What you will do: Below are some records; state how many of their lines contain the word "checked", and add nothing.

Material shown Start Marker

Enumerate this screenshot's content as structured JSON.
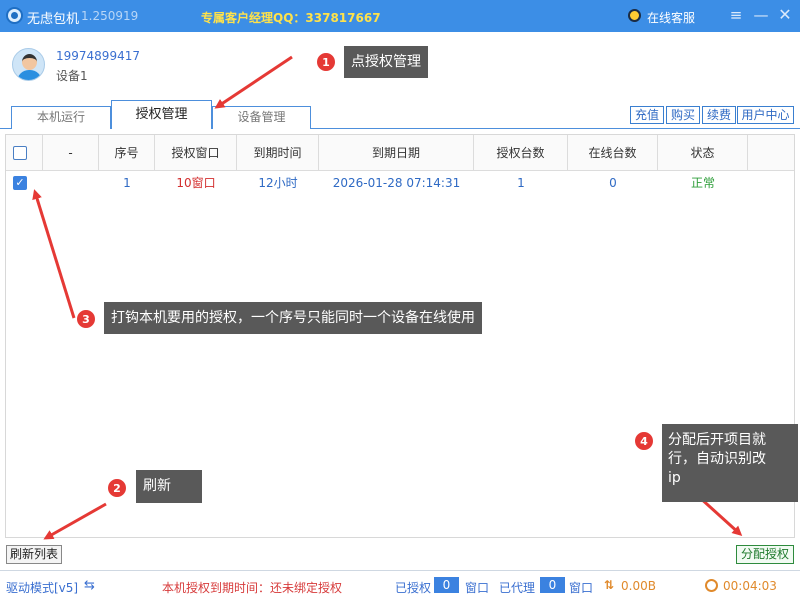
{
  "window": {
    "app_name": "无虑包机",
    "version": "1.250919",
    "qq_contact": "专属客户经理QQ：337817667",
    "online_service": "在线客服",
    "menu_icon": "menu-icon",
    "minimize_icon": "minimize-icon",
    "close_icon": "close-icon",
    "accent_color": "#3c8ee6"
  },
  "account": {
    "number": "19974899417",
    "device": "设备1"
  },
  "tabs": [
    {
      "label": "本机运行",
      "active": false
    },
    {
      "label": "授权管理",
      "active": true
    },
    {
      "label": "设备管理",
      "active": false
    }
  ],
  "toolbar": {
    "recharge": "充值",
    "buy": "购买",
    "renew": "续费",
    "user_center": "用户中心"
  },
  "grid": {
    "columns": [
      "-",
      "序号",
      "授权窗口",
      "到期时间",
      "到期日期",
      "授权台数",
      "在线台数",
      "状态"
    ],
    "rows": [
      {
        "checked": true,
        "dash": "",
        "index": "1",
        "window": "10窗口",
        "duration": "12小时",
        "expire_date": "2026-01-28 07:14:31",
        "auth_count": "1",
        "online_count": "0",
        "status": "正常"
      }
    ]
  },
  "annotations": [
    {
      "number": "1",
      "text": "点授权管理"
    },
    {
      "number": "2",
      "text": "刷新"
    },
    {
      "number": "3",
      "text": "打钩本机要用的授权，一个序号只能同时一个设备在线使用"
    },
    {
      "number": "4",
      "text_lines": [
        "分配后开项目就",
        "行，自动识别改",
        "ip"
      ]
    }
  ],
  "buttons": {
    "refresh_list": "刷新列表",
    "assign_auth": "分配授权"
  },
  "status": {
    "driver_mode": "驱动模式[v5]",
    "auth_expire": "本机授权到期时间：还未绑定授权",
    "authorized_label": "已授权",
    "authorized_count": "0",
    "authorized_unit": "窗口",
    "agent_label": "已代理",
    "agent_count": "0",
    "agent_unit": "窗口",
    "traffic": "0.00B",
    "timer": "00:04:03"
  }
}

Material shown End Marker
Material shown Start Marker

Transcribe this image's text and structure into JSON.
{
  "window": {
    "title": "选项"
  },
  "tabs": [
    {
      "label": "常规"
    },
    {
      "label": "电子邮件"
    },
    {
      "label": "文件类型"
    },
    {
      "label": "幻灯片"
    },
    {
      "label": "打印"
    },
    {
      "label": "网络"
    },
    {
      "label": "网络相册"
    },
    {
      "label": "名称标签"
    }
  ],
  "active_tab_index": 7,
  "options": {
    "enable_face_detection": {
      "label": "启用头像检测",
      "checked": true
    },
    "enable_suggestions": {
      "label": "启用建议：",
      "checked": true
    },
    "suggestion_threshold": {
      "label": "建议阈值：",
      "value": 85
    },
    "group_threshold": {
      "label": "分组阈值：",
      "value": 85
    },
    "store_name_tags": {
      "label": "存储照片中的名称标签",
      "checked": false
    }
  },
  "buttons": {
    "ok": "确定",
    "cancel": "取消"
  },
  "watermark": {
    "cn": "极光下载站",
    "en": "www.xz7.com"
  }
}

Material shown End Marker

Finished exercise: 4